Winter Solstice in Melbourne Australia

Synopsis:

Here's how we experience winter here in Melbourne (Victoria) Australia

WINTER SOLSTICE IN MELBOURNE

According to the 6-Season Calendar proposed by Alan Reid and modified by Glen Jameson, it is 'Deep Winter' in the Middle Yarra region of Victoria, Australia.

The Skies

Days Averaging 15 degrees Celsius, the air is crisp and the days are short. The sun rises at about 7:30 a.m. and sets at around 5 p.m. It is misty in the mornings, clearing to greyish days. We seldom complain about the rain for without it, there we will be water restrictions in summer. The highest recorded rainfall was in 1987 when we had 24.4 mm

Nights Averaging 7 degrees Celsius, the lowest recorded temperature was 0.3 C in 1928. The Southern Cross is very high in the night sky and so is the Midwinter Full Moon. Rising in the southeast it takes a high arch, appearing directly overhead at midnight. It is a wild, white moon in contrast to the yellowish mid-summer moon that rises in the northeast and stays close to the horizon. Sirius & Orion slip below the horizon during winter but the constellations from Virgo to Aquarius are visible in the Northern Sky. Tucked into Sagittarius is Corona Australis, 'the Southern Crown', a semicirclet of stars. The Northern Sky is also graced by two birds: the Eagle (Aquila) and the Swan (Cygnus), which is below it, and slightly eastward. Across the other side of the sky are the four 'Southern Birds': the Phoenix to the East and above it the Toucan and the Crane (Grus) and then the Peacock (Pavo), closer to the South.

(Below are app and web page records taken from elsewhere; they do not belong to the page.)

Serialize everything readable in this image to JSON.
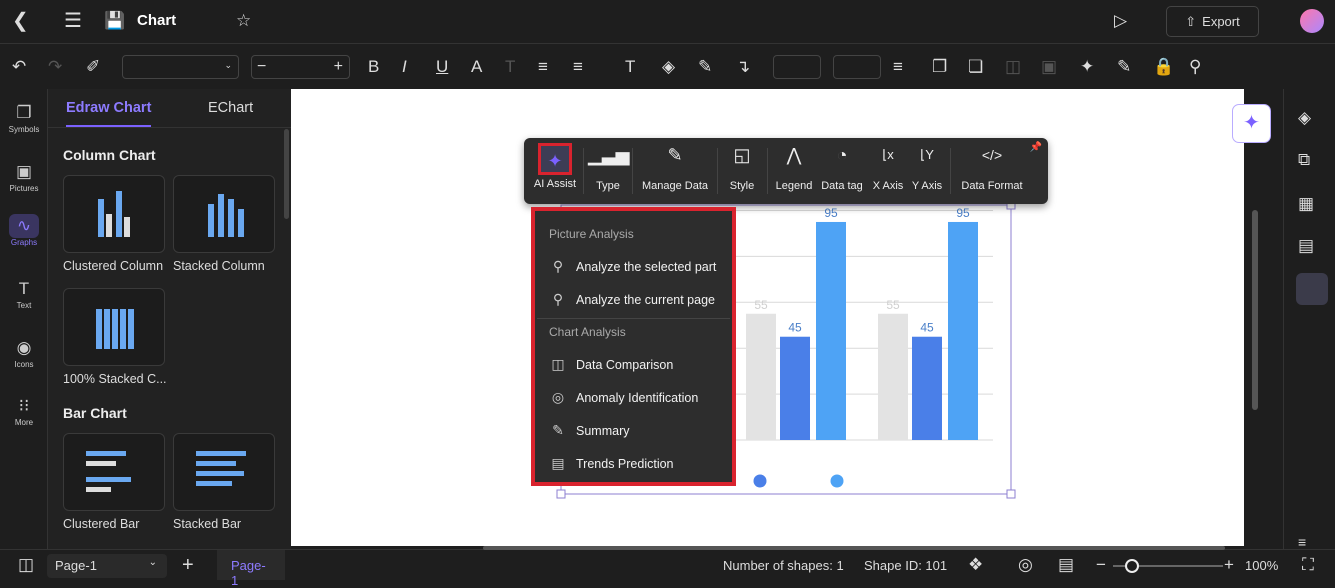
{
  "header": {
    "title": "Chart",
    "export_label": "Export"
  },
  "toolbar": {
    "font_value": "",
    "size_value": ""
  },
  "left_sidebar": {
    "items": [
      {
        "label": "Symbols",
        "icon": "symbols-icon"
      },
      {
        "label": "Pictures",
        "icon": "picture-icon"
      },
      {
        "label": "Graphs",
        "icon": "graph-icon"
      },
      {
        "label": "Text",
        "icon": "text-icon"
      },
      {
        "label": "Icons",
        "icon": "icons-icon"
      },
      {
        "label": "More",
        "icon": "grid-dots-icon"
      }
    ]
  },
  "panel": {
    "tabs": [
      "Edraw Chart",
      "EChart"
    ],
    "sections": [
      {
        "title": "Column Chart",
        "items": [
          "Clustered Column",
          "Stacked Column",
          "100% Stacked C..."
        ]
      },
      {
        "title": "Bar Chart",
        "items": [
          "Clustered Bar",
          "Stacked Bar"
        ]
      }
    ]
  },
  "chart_toolbar": {
    "items": [
      "AI Assist",
      "Type",
      "Manage Data",
      "Style",
      "Legend",
      "Data tag",
      "X Axis",
      "Y Axis",
      "Data Format"
    ]
  },
  "ai_menu": {
    "picture_heading": "Picture Analysis",
    "picture_items": [
      "Analyze the selected part",
      "Analyze the current page"
    ],
    "chart_heading": "Chart Analysis",
    "chart_items": [
      "Data Comparison",
      "Anomaly Identification",
      "Summary",
      "Trends Prediction"
    ]
  },
  "chart_data": {
    "type": "bar",
    "ylim": [
      0,
      100
    ],
    "grid": true,
    "groups": [
      {
        "values": [
          55,
          45,
          95
        ]
      },
      {
        "values": [
          55,
          45,
          95
        ]
      }
    ],
    "colors": [
      "#e3e3e3",
      "#4a7fe8",
      "#4ea3f5"
    ],
    "legend_dot_colors": [
      "#4a7fe8",
      "#4ea3f5"
    ]
  },
  "status": {
    "page_tab": "Page-1",
    "page_active": "Page-1",
    "shape_count": "Number of shapes: 1",
    "shape_id": "Shape ID: 101",
    "zoom": "100%"
  },
  "colors": {
    "accent": "#7b61ff",
    "highlight": "#d9232e"
  }
}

Indigenous flora and fauna

Flowering First to make a showing is the Common Apple Berry (Billardiera scandens) – a climber with dark green leaves, greenish-yellow tubular flowers & light green berries, flowering from June to January. Then the Blackwood (Acacia melanoxylon), which begins flowering in July, continuing until October. The Scrub Nettle (or Stinging Nettle) flowers from winter to summer, which contrasts with the non-stinging variety that flowers around the Summer Solstice. The Stinging Nettle prefers moist, shady gullies where it acts as a food plant for the larvae of the Australian Admiral Butterfly. In the Grove the Heath begins flowering towards the end of May and stays in flower throughout winter along with the Correas. The White Westringa (not strictly indigenous) begins flowering in June and the Happy Wanderers in July. Several varieties of Grevillea also begin to flower. The Mistletoe that we use in our Winter Solstice Ceremony is plucked from a wattle tree, which is just beginning to bud. The seedpods (sori) on the kangaroo ferns are prominent - black to brown down the leaves like an aboriginal painting. The shield ferns are beginning to grow their bulbils. The lichen on the trunks of the silver wattles sometimes cover half of the trunk.

Vegetable Garden: Garlic planted at the Winter Solstice will be ready for harvest it at the Summer Solstice

Animals

According to the seven-season calendar proposed by D. Jones & S. Mackay, April to August is Wombat Season. The winter sun brings the wombats out of their burrows, so that they can be seen feeding in broad daylight. Such behaviour contrasts with the summer months when they stay lodged in their burrows by day and only come out at night. Their breeding season peaks between April and June, following which the cubs are nursed in the pouch. Echidnas search for their mates during June, and breed later.In Bass Strait, seals & dolphins enter the inlets.

Birds: The Superb Lyrebird survey is done during June with bird lovers getting up early to check who's who in the forest. This is the time when the males court the females and make their territorial displays. Currawongs, Magpies, Kookaburras, Galahs, Yellow tailed Black Cockatoos and Red Wattlebirds are conspicuous during these months. Gang-gang cockatoos and Australian King Parrots can be seen in the suburbs during autumn and winter. Lorikeets search for flowering Eucalypts. Lapwings are laying their eggs in the grasslands. Herons, Egrets, Spoonbills & Ibis flock to flooded paddocks and by mid June Swans and Coots may be seen on lakeshores.

Insects Woolly bear caterpillars appear on the grass.


Tags:
winter solstice, southern hemisphere